State how many lines of the records contain the string "source", and give no other information.

Element data from apps and pages
=== Begin Enclosure ===

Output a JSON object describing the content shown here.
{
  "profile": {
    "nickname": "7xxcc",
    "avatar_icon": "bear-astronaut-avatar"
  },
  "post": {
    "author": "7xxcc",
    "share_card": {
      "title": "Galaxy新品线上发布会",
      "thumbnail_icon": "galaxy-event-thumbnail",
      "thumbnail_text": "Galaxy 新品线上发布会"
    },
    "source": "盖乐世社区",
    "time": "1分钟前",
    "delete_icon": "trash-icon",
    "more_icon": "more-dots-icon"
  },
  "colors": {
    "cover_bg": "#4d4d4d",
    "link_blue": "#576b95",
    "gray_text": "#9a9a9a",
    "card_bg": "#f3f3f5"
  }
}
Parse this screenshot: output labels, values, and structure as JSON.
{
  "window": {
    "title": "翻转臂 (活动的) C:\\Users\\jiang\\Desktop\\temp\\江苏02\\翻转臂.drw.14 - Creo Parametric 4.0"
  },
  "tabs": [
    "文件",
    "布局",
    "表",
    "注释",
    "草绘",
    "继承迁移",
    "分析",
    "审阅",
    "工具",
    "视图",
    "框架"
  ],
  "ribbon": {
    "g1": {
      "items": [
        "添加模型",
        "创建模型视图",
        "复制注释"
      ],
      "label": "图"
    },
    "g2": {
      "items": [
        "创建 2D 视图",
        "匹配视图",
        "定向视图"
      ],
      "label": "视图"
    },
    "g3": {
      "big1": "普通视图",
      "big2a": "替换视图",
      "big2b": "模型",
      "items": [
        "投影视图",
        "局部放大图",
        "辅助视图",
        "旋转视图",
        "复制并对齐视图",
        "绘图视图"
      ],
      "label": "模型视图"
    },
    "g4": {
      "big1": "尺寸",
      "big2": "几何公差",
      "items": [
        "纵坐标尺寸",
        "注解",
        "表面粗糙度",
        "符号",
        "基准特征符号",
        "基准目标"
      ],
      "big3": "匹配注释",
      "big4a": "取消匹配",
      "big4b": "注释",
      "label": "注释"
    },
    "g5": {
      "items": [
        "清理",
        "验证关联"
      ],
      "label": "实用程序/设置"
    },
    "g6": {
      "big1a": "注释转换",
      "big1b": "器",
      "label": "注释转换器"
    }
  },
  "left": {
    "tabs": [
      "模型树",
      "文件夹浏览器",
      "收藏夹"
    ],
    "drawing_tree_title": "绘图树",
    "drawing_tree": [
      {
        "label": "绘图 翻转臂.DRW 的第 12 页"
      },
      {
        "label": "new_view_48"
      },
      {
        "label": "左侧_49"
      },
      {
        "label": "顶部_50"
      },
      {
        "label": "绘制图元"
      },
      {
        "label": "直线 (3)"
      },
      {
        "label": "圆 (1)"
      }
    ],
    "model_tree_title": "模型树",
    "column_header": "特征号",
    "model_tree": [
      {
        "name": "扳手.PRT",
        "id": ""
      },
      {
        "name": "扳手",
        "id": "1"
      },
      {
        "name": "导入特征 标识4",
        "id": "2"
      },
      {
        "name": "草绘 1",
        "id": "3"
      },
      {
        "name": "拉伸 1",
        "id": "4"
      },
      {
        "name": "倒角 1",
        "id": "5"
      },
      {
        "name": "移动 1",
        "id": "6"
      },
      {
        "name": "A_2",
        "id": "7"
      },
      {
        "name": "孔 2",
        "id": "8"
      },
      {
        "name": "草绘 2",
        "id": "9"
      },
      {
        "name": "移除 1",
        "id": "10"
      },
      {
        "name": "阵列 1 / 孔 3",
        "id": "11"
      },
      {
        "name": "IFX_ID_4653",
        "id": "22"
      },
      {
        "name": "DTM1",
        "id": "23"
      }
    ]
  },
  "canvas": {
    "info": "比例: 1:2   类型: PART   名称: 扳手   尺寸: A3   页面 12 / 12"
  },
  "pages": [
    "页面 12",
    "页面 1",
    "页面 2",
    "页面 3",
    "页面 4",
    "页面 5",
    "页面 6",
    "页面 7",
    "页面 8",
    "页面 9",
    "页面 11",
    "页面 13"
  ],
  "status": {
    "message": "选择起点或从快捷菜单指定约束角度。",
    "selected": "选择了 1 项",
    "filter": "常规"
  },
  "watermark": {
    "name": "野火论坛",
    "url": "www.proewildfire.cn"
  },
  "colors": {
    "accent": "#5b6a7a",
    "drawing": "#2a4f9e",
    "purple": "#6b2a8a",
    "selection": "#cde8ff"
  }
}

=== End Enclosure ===
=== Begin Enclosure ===

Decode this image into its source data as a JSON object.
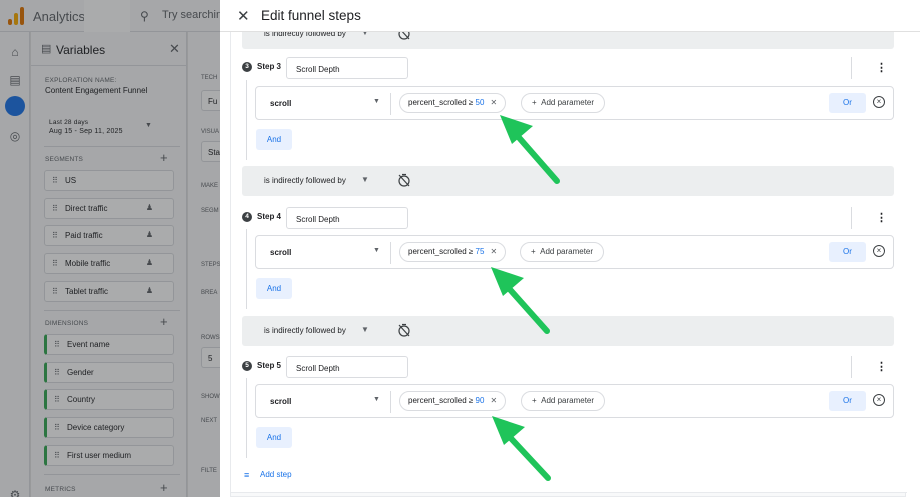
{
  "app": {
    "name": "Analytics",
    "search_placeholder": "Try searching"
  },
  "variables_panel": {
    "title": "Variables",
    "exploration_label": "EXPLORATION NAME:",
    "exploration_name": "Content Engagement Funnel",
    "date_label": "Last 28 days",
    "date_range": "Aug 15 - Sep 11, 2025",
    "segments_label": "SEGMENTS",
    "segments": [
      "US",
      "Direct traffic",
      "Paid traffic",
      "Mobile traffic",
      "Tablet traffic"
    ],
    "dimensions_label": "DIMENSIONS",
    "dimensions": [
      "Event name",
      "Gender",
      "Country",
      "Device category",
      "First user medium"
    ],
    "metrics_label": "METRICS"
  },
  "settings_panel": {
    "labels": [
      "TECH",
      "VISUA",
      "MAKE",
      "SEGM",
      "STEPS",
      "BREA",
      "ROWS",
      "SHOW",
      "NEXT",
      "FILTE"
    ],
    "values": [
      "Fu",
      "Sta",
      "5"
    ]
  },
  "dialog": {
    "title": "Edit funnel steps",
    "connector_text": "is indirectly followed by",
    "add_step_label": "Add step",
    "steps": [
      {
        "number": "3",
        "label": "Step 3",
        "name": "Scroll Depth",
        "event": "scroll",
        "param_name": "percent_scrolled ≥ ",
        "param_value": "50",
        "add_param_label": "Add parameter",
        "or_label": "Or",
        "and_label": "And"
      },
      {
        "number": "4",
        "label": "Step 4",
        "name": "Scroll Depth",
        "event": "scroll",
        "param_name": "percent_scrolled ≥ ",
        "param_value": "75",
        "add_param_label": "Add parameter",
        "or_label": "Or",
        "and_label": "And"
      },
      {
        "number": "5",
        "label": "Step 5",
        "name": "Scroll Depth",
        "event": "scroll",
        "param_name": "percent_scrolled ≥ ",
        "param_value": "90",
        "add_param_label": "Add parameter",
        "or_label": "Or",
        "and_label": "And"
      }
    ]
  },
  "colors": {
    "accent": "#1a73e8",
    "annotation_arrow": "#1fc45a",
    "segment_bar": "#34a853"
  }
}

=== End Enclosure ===
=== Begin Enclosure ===

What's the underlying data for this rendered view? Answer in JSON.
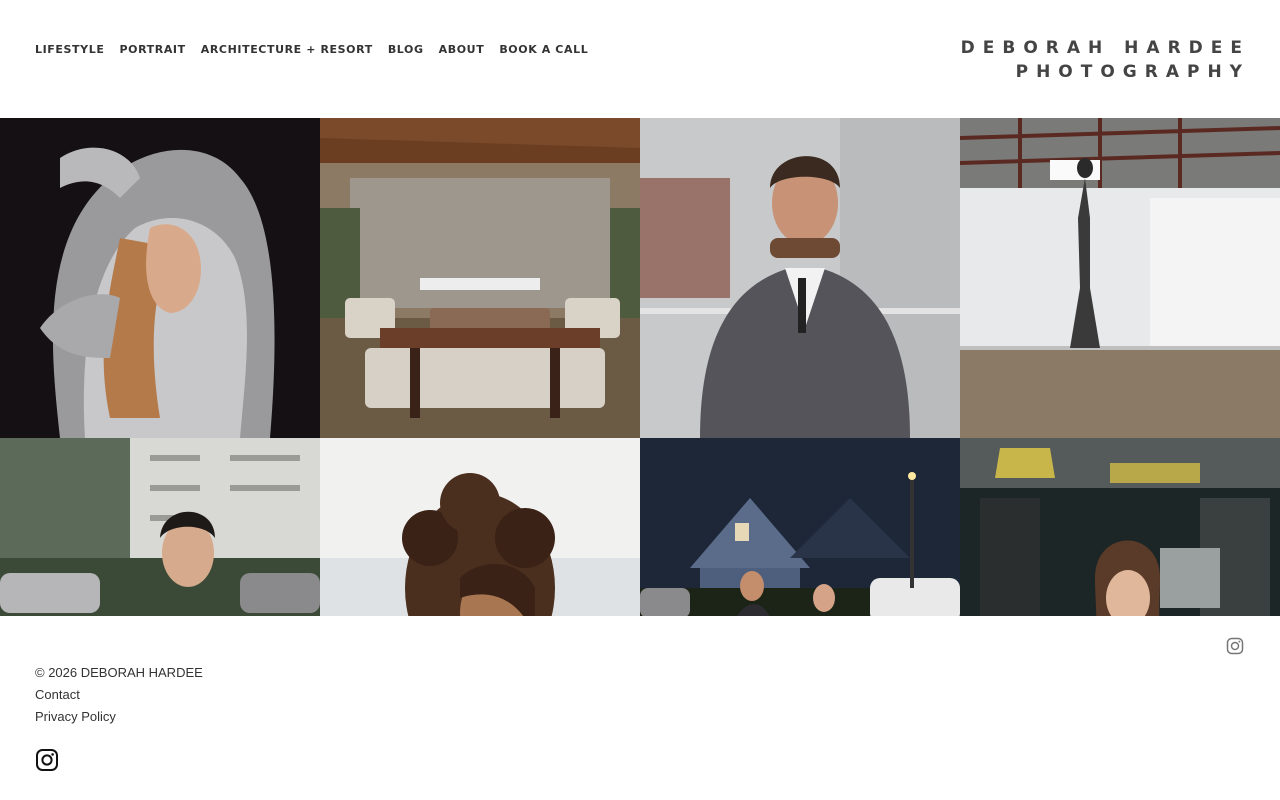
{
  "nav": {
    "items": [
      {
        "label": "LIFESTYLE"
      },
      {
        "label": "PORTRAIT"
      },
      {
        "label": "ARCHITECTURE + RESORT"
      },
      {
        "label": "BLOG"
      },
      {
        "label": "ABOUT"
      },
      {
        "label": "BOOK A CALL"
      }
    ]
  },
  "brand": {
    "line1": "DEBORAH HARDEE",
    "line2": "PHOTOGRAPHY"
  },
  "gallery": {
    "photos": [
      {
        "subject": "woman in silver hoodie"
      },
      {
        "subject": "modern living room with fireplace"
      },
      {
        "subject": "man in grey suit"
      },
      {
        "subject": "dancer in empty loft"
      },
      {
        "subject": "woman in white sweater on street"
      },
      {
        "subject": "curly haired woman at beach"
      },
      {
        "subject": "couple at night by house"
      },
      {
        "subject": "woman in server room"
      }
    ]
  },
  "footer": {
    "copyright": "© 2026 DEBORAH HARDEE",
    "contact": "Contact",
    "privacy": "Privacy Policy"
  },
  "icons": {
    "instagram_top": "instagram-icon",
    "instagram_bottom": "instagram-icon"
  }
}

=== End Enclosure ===

**ANSWER TO THE PROBLEM**
2